I recently attended the introductory session of self-development program at the insistence of a friend. The program promised to bring about positive, permanent shifts in the quality of life and create power, freedom, full self-expression, and peace of mind for the future. As I entered my session, I was greeted by individuals who looked very confident, had a smile on their faces, and loudly introduced themselves. Everybody had their name tags on and the insistence was on addressing everyone by their names. The fellow participants were a motley bunch of people who were either troubled by life, had been invited by a friend or were curious enough to attend it on their own. There was an enthusiastic home-maker, who wanted to contribute more to her husband’s happiness and improve her relation with her in-laws, a businessman who wanted better relations with his brother, a shy engineer who wanted to become a writer, a master’s student who wanted to pursue his doctorate, a man who was feared by his family because of his anger, a painter who wanted to find his own voice, and others who remained quiet for the rest of the session. As the program began, everybody was encouraged to open up, to see their lives from the suggested point of view. The session leader selected two people who volunteered to for case studies. The session leader had all the answers in his mind, all he needed to do was to fit everyone’s problems in a template and provide answers. By the end of the session, the leader successfully convinced everyone, that all their problems would change with a shift in their perspective, that by joining the program they would all become the strong, confident, expressive people they always wanted to be.

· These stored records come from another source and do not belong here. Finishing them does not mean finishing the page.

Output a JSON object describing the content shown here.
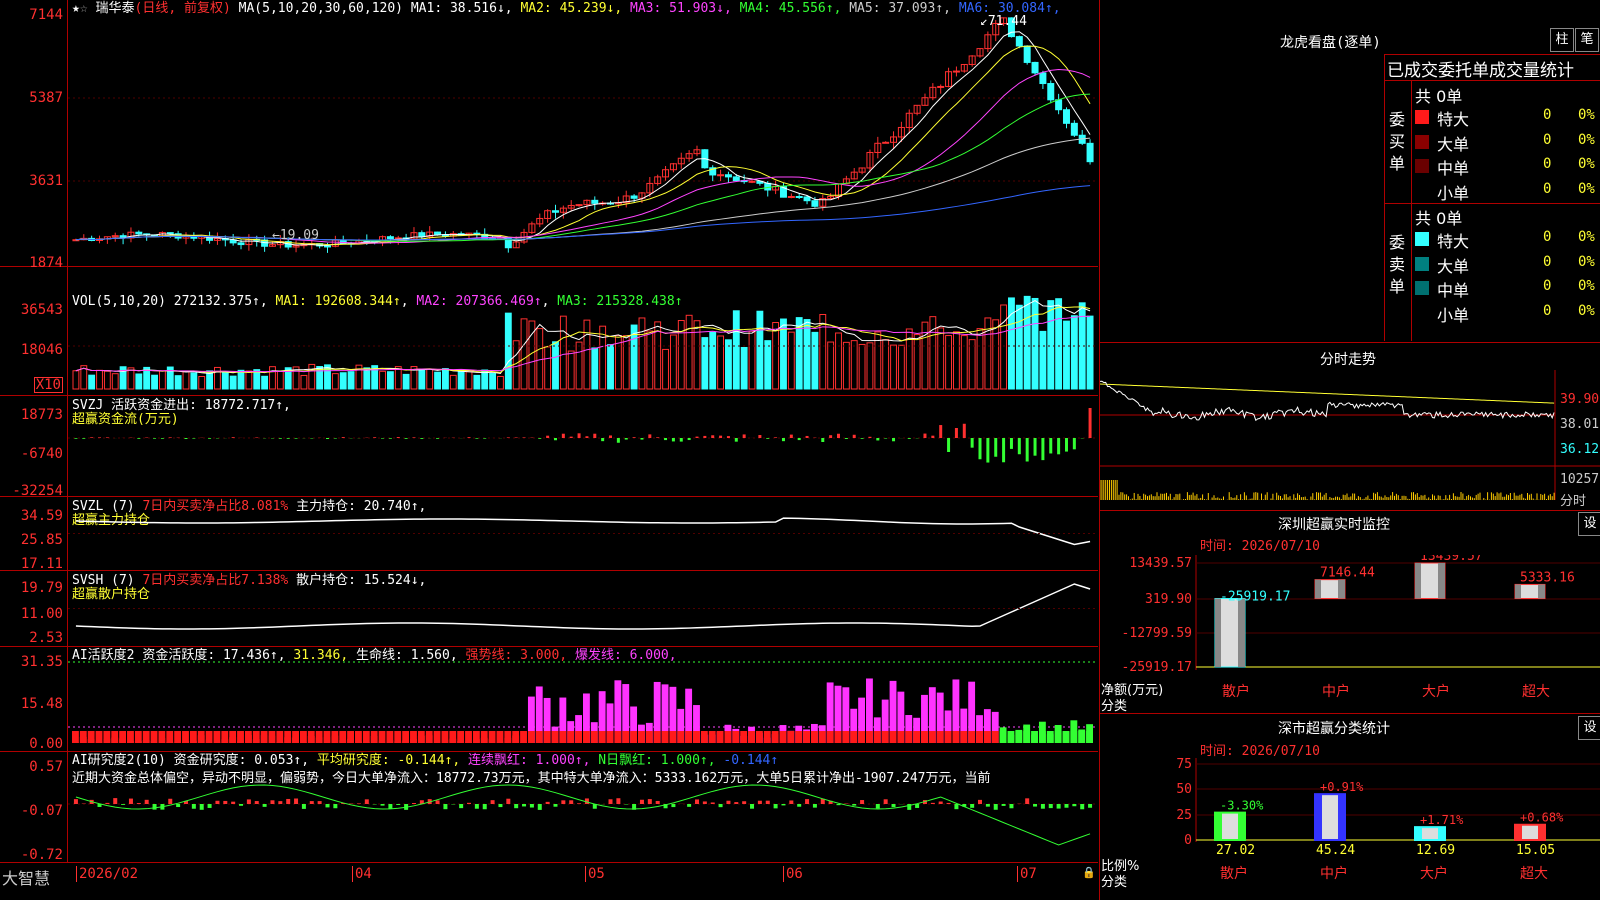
{
  "stock": {
    "star_icon": "star",
    "name": "瑞华泰",
    "mode": "(日线, 前复权)",
    "ma_spec": "MA(5,10,20,30,60,120)",
    "ma": [
      {
        "label": "MA1:",
        "value": "38.516↓",
        "color": "#ffffff"
      },
      {
        "label": "MA2:",
        "value": "45.239↓",
        "color": "#ffff33"
      },
      {
        "label": "MA3:",
        "value": "51.903↓",
        "color": "#ff44ff"
      },
      {
        "label": "MA4:",
        "value": "45.556↑",
        "color": "#33ff33"
      },
      {
        "label": "MA5:",
        "value": "37.093↑",
        "color": "#cccccc"
      },
      {
        "label": "MA6:",
        "value": "30.084↑",
        "color": "#3366ff"
      }
    ],
    "y_labels": [
      "7144",
      "5387",
      "3631",
      "1874"
    ],
    "high_mark": "71.44",
    "low_mark": "19.09"
  },
  "vol": {
    "spec": "VOL(5,10,20)",
    "value": "272132.375↑",
    "ma1": "MA1: 192608.344↑",
    "ma2": "MA2: 207366.469↑",
    "ma3": "MA3: 215328.438↑",
    "y_labels": [
      "36543",
      "18046"
    ],
    "unit": "X10"
  },
  "svzj": {
    "title": "SVZJ  活跃资金进出: 18772.717↑,",
    "subtitle": "超赢资金流(万元)",
    "y_labels": [
      "18773",
      "-6740",
      "-32254"
    ]
  },
  "svzl": {
    "spec": "SVZL (7)",
    "t1": "7日内买卖净占比8.081%",
    "t2": "主力持仓: 20.740↑,",
    "subtitle": "超赢主力持仓",
    "y_labels": [
      "34.59",
      "25.85",
      "17.11"
    ]
  },
  "svsh": {
    "spec": "SVSH (7)",
    "t1": "7日内买卖净占比7.138%",
    "t2": "散户持仓: 15.524↓,",
    "subtitle": "超赢散户持仓",
    "y_labels": [
      "19.79",
      "11.00",
      "2.53"
    ]
  },
  "ai_active": {
    "t0": "AI活跃度2",
    "t1": "资金活跃度: 17.436↑,",
    "t2": "31.346,",
    "t3": "生命线: 1.560,",
    "t4": "强势线: 3.000,",
    "t5": "爆发线: 6.000,",
    "y_labels": [
      "31.35",
      "15.48",
      "0.00"
    ]
  },
  "ai_research": {
    "t0": "AI研究度2(10)",
    "t1": "资金研究度: 0.053↑,",
    "t2": "平均研究度: -0.144↑,",
    "t3": "连续飘红: 1.000↑,",
    "t4": "N日飘红: 1.000↑,",
    "t5": "-0.144↑",
    "commentary": "近期大资金总体偏空，异动不明显，偏弱势，今日大单净流入：18772.73万元，其中特大单净流入：5333.162万元，大单5日累计净出-1907.247万元，当前",
    "y_labels": [
      "0.57",
      "-0.07",
      "-0.72"
    ]
  },
  "xaxis": {
    "brand": "大智慧",
    "labels": [
      "2026/02",
      "04",
      "05",
      "06",
      "07"
    ]
  },
  "right": {
    "longhu_title": "龙虎看盘(逐单)",
    "btn1": "柱",
    "btn2": "笔",
    "stat_header": "已成交委托单成交量统计",
    "buy": {
      "side": "委买单",
      "total": "共 0单",
      "rows": [
        {
          "name": "特大",
          "value": "0",
          "pct": "0%"
        },
        {
          "name": "大单",
          "value": "0",
          "pct": "0%"
        },
        {
          "name": "中单",
          "value": "0",
          "pct": "0%"
        },
        {
          "name": "小单",
          "value": "0",
          "pct": "0%"
        }
      ]
    },
    "sell": {
      "side": "委卖单",
      "total": "共 0单",
      "rows": [
        {
          "name": "特大",
          "value": "0",
          "pct": "0%"
        },
        {
          "name": "大单",
          "value": "0",
          "pct": "0%"
        },
        {
          "name": "中单",
          "value": "0",
          "pct": "0%"
        },
        {
          "name": "小单",
          "value": "0",
          "pct": "0%"
        }
      ]
    },
    "fenshi_title": "分时走势",
    "fenshi_y": [
      "39.90",
      "38.01",
      "36.12",
      "10257"
    ],
    "fenshi_unit": "分时",
    "sz_monitor": {
      "title": "深圳超赢实时监控",
      "btn": "设",
      "time": "时间: 2026/07/10",
      "y_labels": [
        "13439.57",
        "319.90",
        "-12799.59",
        "-25919.17"
      ],
      "unit": "净额(万元)",
      "cat_label": "分类",
      "bars": [
        {
          "name": "散户",
          "value": -25919.17,
          "label": "-25919.17"
        },
        {
          "name": "中户",
          "value": 7146.44,
          "label": "7146.44"
        },
        {
          "name": "大户",
          "value": 13439.57,
          "label": "13439.57"
        },
        {
          "name": "超大",
          "value": 5333.16,
          "label": "5333.16"
        }
      ]
    },
    "sz_category": {
      "title": "深市超赢分类统计",
      "btn": "设",
      "time": "时间: 2026/07/10",
      "y_labels": [
        "75",
        "50",
        "25",
        "0"
      ],
      "unit": "比例%",
      "cat_label": "分类",
      "bars": [
        {
          "name": "散户",
          "value": 27.02,
          "label": "27.02",
          "change": "-3.30%"
        },
        {
          "name": "中户",
          "value": 45.24,
          "label": "45.24",
          "change": "+0.91%"
        },
        {
          "name": "大户",
          "value": 12.69,
          "label": "12.69",
          "change": "+1.71%"
        },
        {
          "name": "超大",
          "value": 15.05,
          "label": "15.05",
          "change": "+0.68%"
        }
      ]
    }
  }
}
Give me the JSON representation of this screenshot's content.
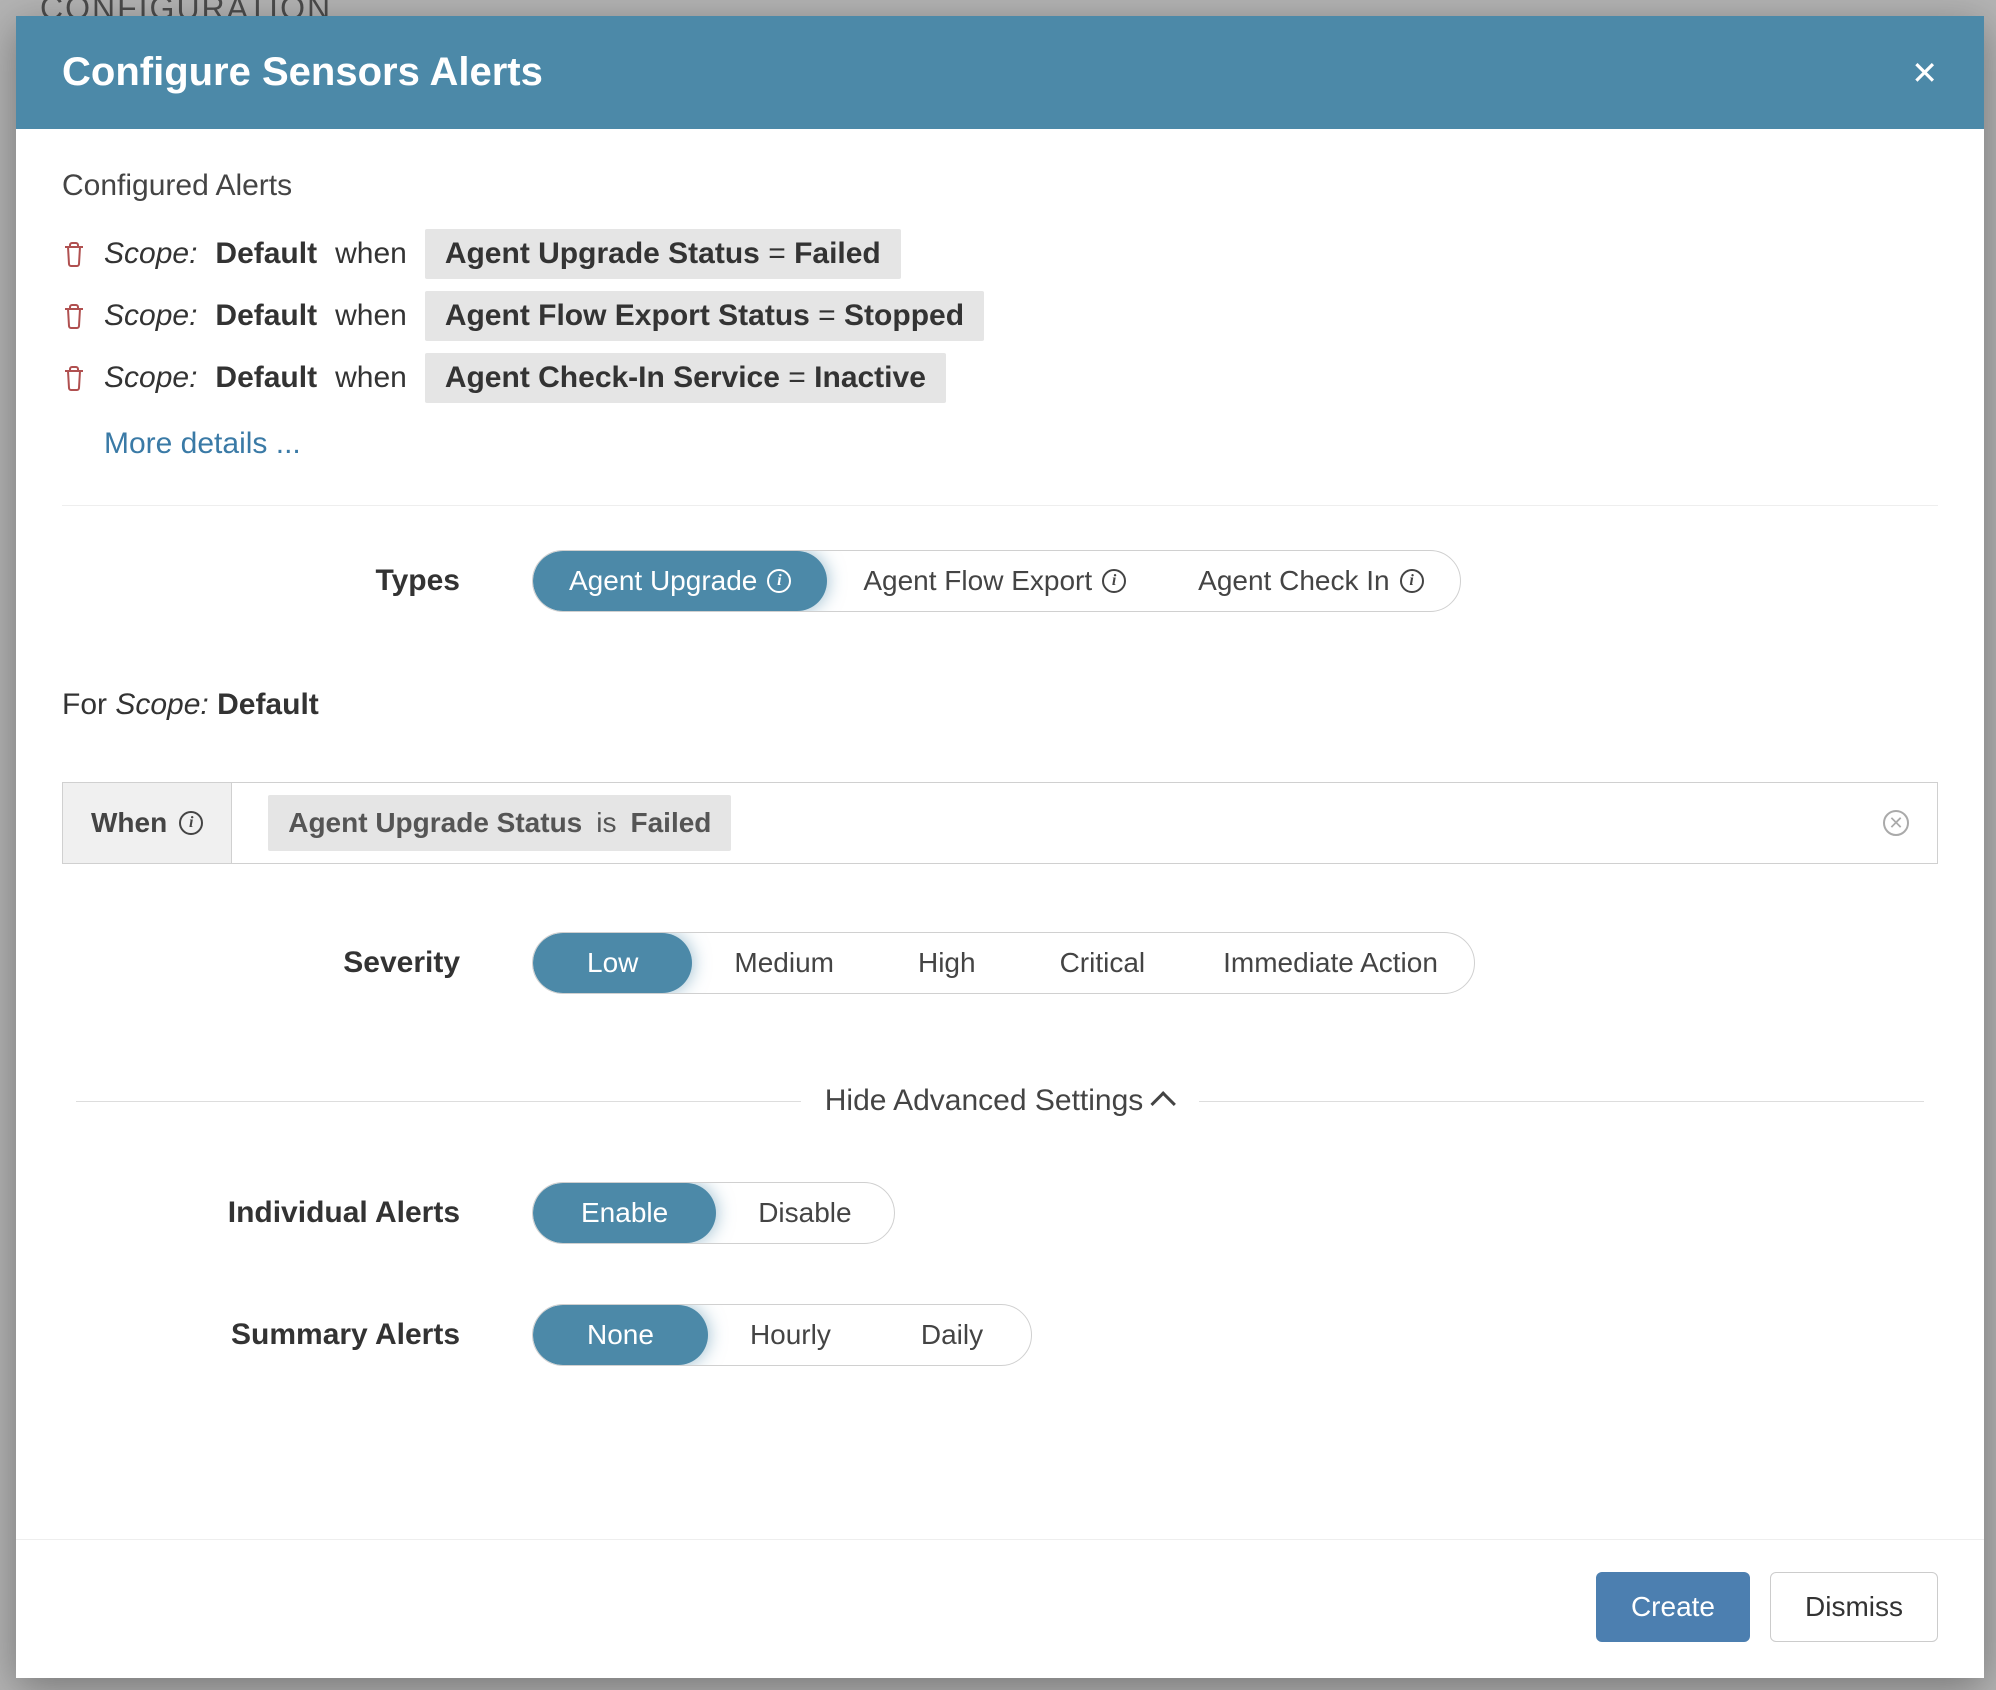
{
  "backdrop": {
    "title": "CONFIGURATION"
  },
  "modal": {
    "title": "Configure Sensors Alerts",
    "configured_heading": "Configured Alerts",
    "alerts": [
      {
        "scope_label": "Scope:",
        "scope_value": "Default",
        "when": "when",
        "metric": "Agent Upgrade Status",
        "op": "=",
        "value": "Failed"
      },
      {
        "scope_label": "Scope:",
        "scope_value": "Default",
        "when": "when",
        "metric": "Agent Flow Export Status",
        "op": "=",
        "value": "Stopped"
      },
      {
        "scope_label": "Scope:",
        "scope_value": "Default",
        "when": "when",
        "metric": "Agent Check-In Service",
        "op": "=",
        "value": "Inactive"
      }
    ],
    "more_details": "More details ...",
    "types_label": "Types",
    "types": [
      {
        "label": "Agent Upgrade",
        "selected": true
      },
      {
        "label": "Agent Flow Export",
        "selected": false
      },
      {
        "label": "Agent Check In",
        "selected": false
      }
    ],
    "for_scope": {
      "for": "For",
      "scope_word": "Scope:",
      "value": "Default"
    },
    "when_box": {
      "label": "When",
      "metric": "Agent Upgrade Status",
      "is": "is",
      "value": "Failed"
    },
    "severity_label": "Severity",
    "severities": [
      {
        "label": "Low",
        "selected": true
      },
      {
        "label": "Medium",
        "selected": false
      },
      {
        "label": "High",
        "selected": false
      },
      {
        "label": "Critical",
        "selected": false
      },
      {
        "label": "Immediate Action",
        "selected": false
      }
    ],
    "advanced_toggle": "Hide Advanced Settings",
    "individual_label": "Individual Alerts",
    "individual_options": [
      {
        "label": "Enable",
        "selected": true
      },
      {
        "label": "Disable",
        "selected": false
      }
    ],
    "summary_label": "Summary Alerts",
    "summary_options": [
      {
        "label": "None",
        "selected": true
      },
      {
        "label": "Hourly",
        "selected": false
      },
      {
        "label": "Daily",
        "selected": false
      }
    ],
    "footer": {
      "create": "Create",
      "dismiss": "Dismiss"
    }
  }
}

In the midst of all this, nobody questions why do we all want to become a prototype? Every person is unique and that’s what makes us special. An introvert need not share everything with the world, they have other avenues to do so. Not everything is in our control. It is okay to aspire for confidence but it is also okay to not be so. Anxiety and self-doubt are as much necessary as positivity and optimism. Everyone should not be the confident, extrovert which are most visible to us. There are other ways to measure success than what is taught to us. Most importantly, solutions cannot be generic. Everybody lives their own journey, and the path to self-development for each of us cannot be the same.